Bake, tilting the dish occasionally to distribute the juices evenly, until the potatoes are tender and the top is crusty and brown, about 75 minutes. Remove from the oven and let the casserole stand on a rack for five minutes before serving. Serves 8.
- From "The Mushroom Book" by Michael McLaughlin
- Each serving contains 393 calories, 15 g fat, 44 g carb, 701 mg sodium, 49 mg cholesterol.
LESS-THAN-30-MINUTES HOME-BAKED PIZZA
2 tablespoons olive oil
1 garlic clove, minced
1/4 teaspoon dried oregano, crumbled
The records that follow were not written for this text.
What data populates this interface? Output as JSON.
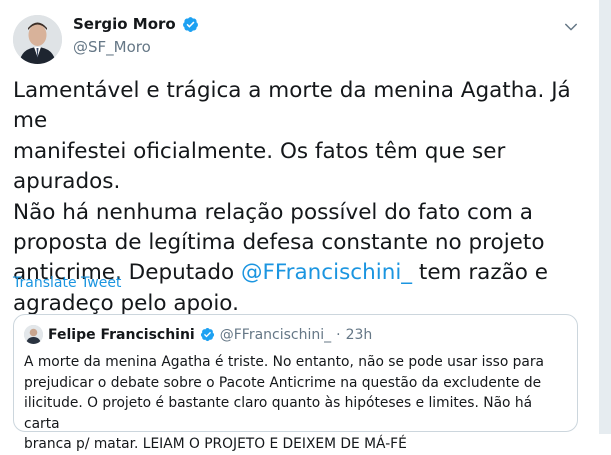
{
  "tweet": {
    "author": {
      "name": "Sergio Moro",
      "handle": "@SF_Moro"
    },
    "text_before_mention": "Lamentável e trágica a morte da menina Agatha. Já me\nmanifestei oficialmente. Os fatos têm que ser apurados.\nNão há nenhuma relação possível do fato com a\nproposta de legítima defesa constante no projeto\nanticrime. Deputado ",
    "mention": "@FFrancischini_",
    "text_after_mention": "  tem razão e\nagradeço pelo apoio.",
    "translate_label": "Translate Tweet"
  },
  "quoted_tweet": {
    "author_name": "Felipe Francischini",
    "author_handle": "@FFrancischini_",
    "separator": "·",
    "time": "23h",
    "text": "A morte da menina Agatha é triste. No entanto, não se pode usar isso para\nprejudicar o debate sobre o Pacote Anticrime na questão da excludente de\nilicitude. O projeto é bastante claro quanto às hipóteses e limites. Não há carta\nbranca p/ matar. LEIAM O PROJETO E DEIXEM DE MÁ-FÉ"
  },
  "icons": {
    "verified": "verified-badge-icon",
    "menu": "chevron-down-icon"
  },
  "colors": {
    "link": "#1b95e0",
    "verified": "#1da1f2",
    "secondary_text": "#657786",
    "border": "#ccd6dd"
  }
}
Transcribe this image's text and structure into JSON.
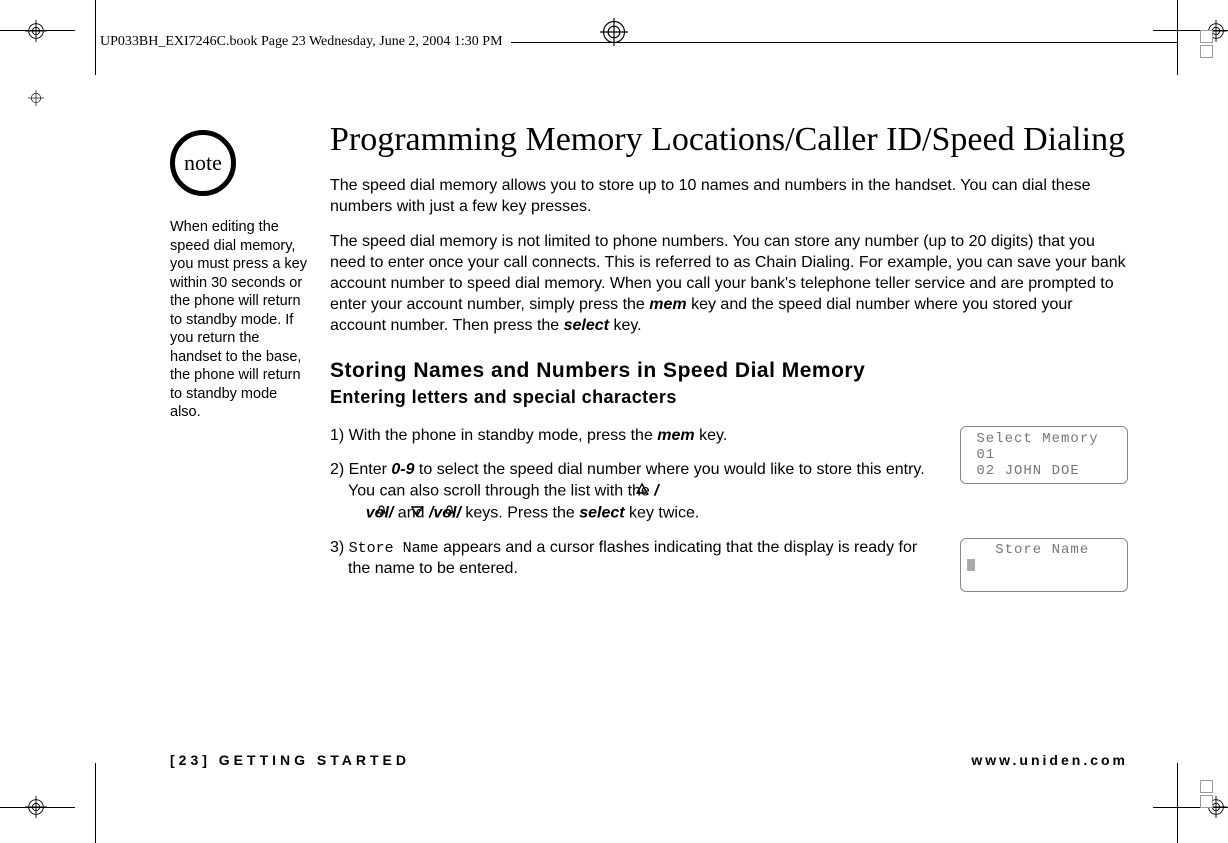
{
  "header": "UP033BH_EXI7246C.book  Page 23  Wednesday, June 2, 2004  1:30 PM",
  "note": {
    "badge": "note",
    "text": "When editing the speed dial memory, you must press a key within 30 seconds or the phone will return to standby mode. If you return the handset to the base, the phone will return to standby mode also."
  },
  "title": "Programming Memory Locations/Caller ID/Speed Dialing",
  "intro1": "The speed dial memory allows you to store up to 10 names and numbers in the handset. You can dial these numbers with just a few key presses.",
  "intro2_a": "The speed dial memory is not limited to phone numbers. You can store any number (up to 20 digits) that you need to enter once your call connects. This is referred to as Chain Dialing. For example, you can save your bank account number to speed dial memory. When you call your bank's telephone teller service and are prompted to enter your account number, simply press the ",
  "intro2_mem": "mem",
  "intro2_b": " key and the speed dial number where you stored your account number. Then press the ",
  "intro2_select": "select",
  "intro2_c": " key.",
  "subheading": "Storing Names and Numbers in Speed Dial Memory",
  "subsub": "Entering letters and special characters",
  "step1_a": "1) With the phone in standby mode, press the ",
  "step1_mem": "mem",
  "step1_b": " key.",
  "step2_a": "2) Enter ",
  "step2_09": "0-9",
  "step2_b": " to select the speed dial number where you would like to store this entry. You can also scroll through the list with the ",
  "step2_vol1": "vol/",
  "step2_and": " and ",
  "step2_vol2": "/vol/",
  "step2_c": " keys. Press the ",
  "step2_select": "select",
  "step2_d": " key twice.",
  "step3_a": "3) ",
  "step3_storename": "Store Name",
  "step3_b": " appears and a cursor flashes indicating that the display is ready for the name to be entered.",
  "lcd1": " Select Memory\n 01\n 02 JOHN DOE",
  "lcd2_title": "   Store Name",
  "footer_left": "[23] GETTING STARTED",
  "footer_right": "www.uniden.com"
}
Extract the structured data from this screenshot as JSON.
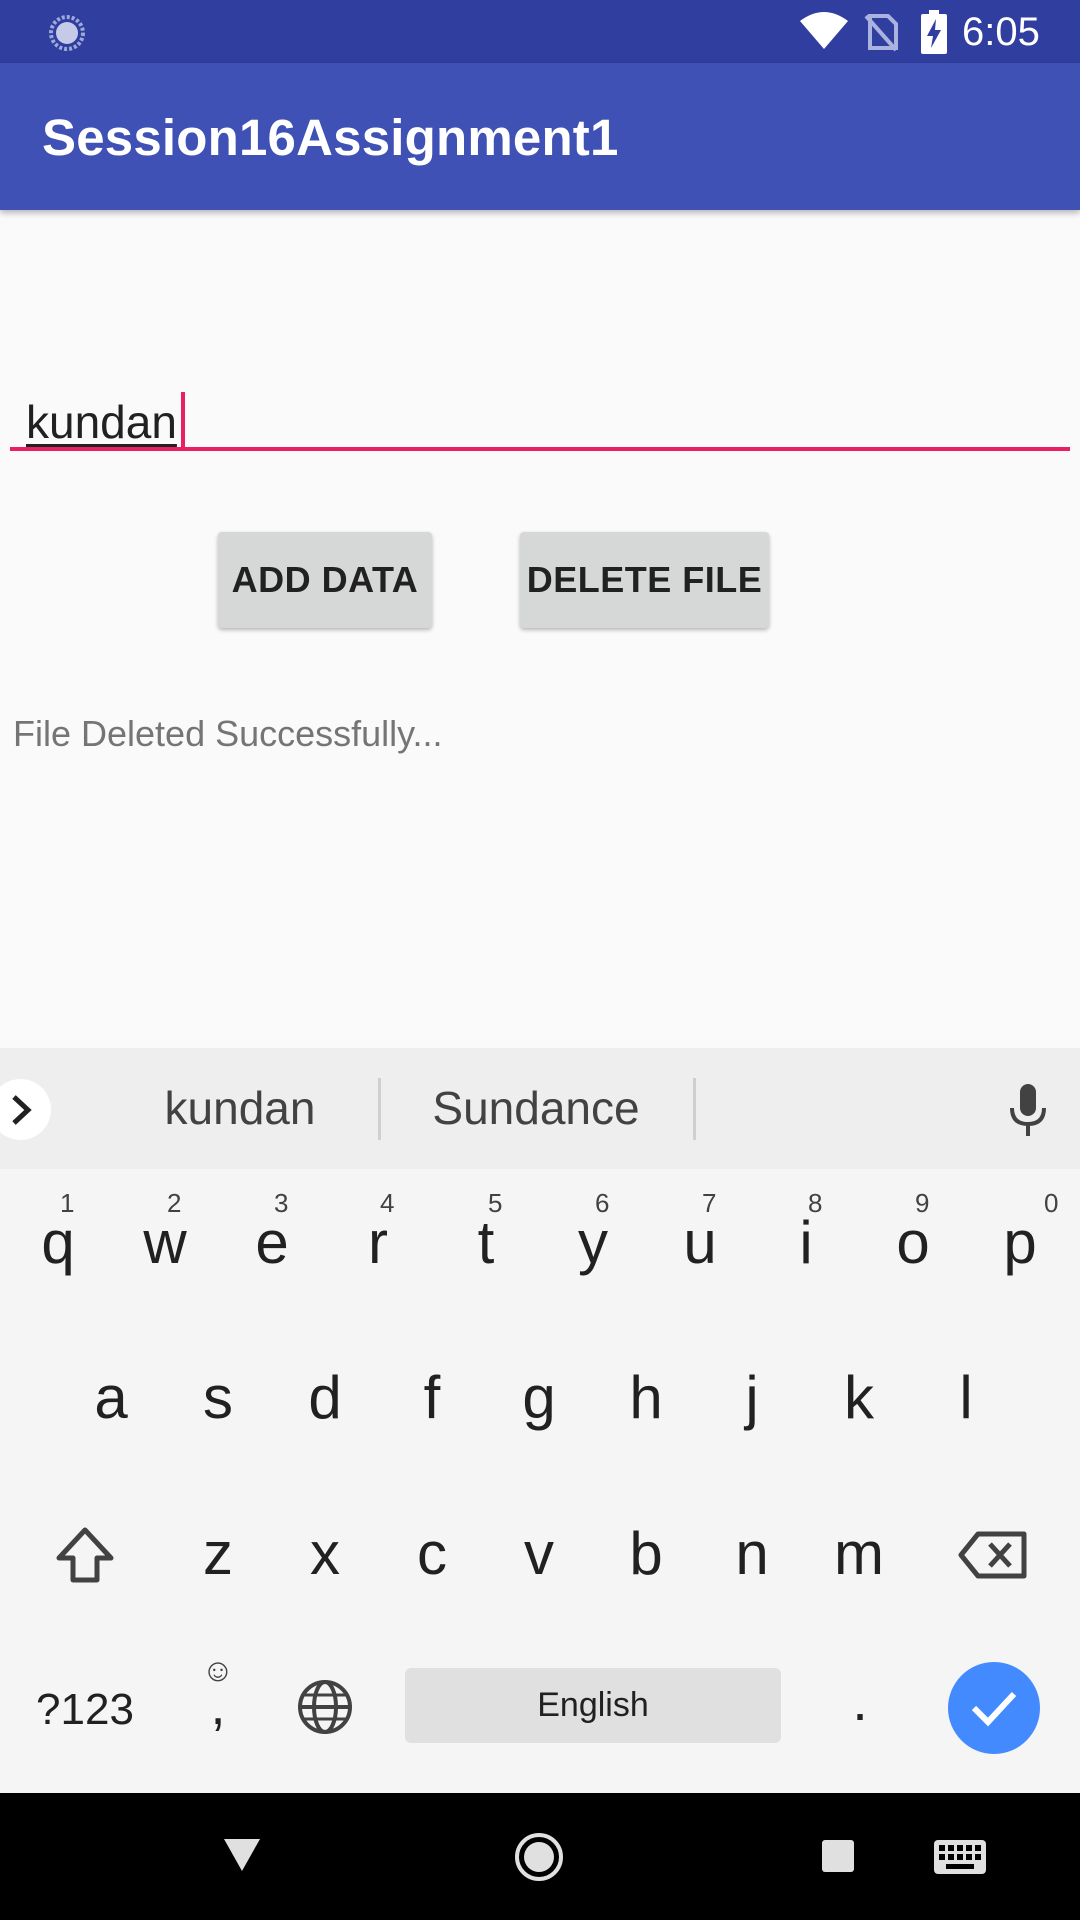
{
  "status_bar": {
    "time": "6:05",
    "icons": [
      "loading-icon",
      "wifi-icon",
      "no-sim-icon",
      "battery-charging-icon"
    ]
  },
  "app_bar": {
    "title": "Session16Assignment1"
  },
  "main": {
    "input_value": "kundan",
    "add_button_label": "ADD DATA",
    "delete_button_label": "DELETE FILE",
    "status_message": "File Deleted Successfully..."
  },
  "keyboard": {
    "suggestions": [
      "kundan",
      "Sundance"
    ],
    "row1": [
      {
        "ch": "q",
        "hint": "1"
      },
      {
        "ch": "w",
        "hint": "2"
      },
      {
        "ch": "e",
        "hint": "3"
      },
      {
        "ch": "r",
        "hint": "4"
      },
      {
        "ch": "t",
        "hint": "5"
      },
      {
        "ch": "y",
        "hint": "6"
      },
      {
        "ch": "u",
        "hint": "7"
      },
      {
        "ch": "i",
        "hint": "8"
      },
      {
        "ch": "o",
        "hint": "9"
      },
      {
        "ch": "p",
        "hint": "0"
      }
    ],
    "row2": [
      "a",
      "s",
      "d",
      "f",
      "g",
      "h",
      "j",
      "k",
      "l"
    ],
    "row3": [
      "z",
      "x",
      "c",
      "v",
      "b",
      "n",
      "m"
    ],
    "symbols_label": "?123",
    "comma_label": ",",
    "emoji_label": "☺",
    "space_label": "English",
    "period_label": ".",
    "accent_color": "#448aff"
  },
  "colors": {
    "status_bar": "#303f9f",
    "app_bar": "#3f51b5",
    "input_accent": "#e91e63"
  }
}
1/4 teaspoon crushed red pepper
1/2 pound fresh mushrooms, sliced
1/2 teaspoon salt
1 large (12 inches in diameter) Boboli-brand Italian bread shell
1/2 cup purchased thick tomato sauce or pizza sauce
1 cup (about 4 ounces) grated Mozzarella (supermarket type, not fresh)
1 ounce (about 16 slices) sliced pepperoni
Position a rack in the upper third of the oven and preheat to 450 degrees. In a medium skillet over low heat, warm the olive oil. Add the garlic, oregano and crushed red pepper, and cook, stirring often, for three minutes. Add the mushrooms and salt and toss to combine; cover and cook, stirring often, until the mushrooms begin to render their juices, about four minutes. Uncover, raise the heat slightly, and cook, tossing and stirring often, until the juices have evaporated and the mushrooms are lightly browned, about three minutes. Remove from the heat.
Spread the tomato sauce evenly in the central depression of the bread shell, avoiding the wide raised crust. Sprinkle the cheese evenly over the sauce. Scatter the mushrooms evenly over the cheese. Lay the pepperoni slices over the mushrooms. Set the bread shell directly on the oven rack and bake until the cheese has melted and is bubbling and the bread shell is lightly browned, 10 to 12 minutes. Transfer to a board and let rest for five minutes, then cut into six wedges. Serve hot. Serves 3.
- From "The Mushroom Book" by Michael McLaughlin
- Each serving contains 663 calories, 30g fat, 71 g carb, 1,556 mg sodium, 46 mg cholesterol.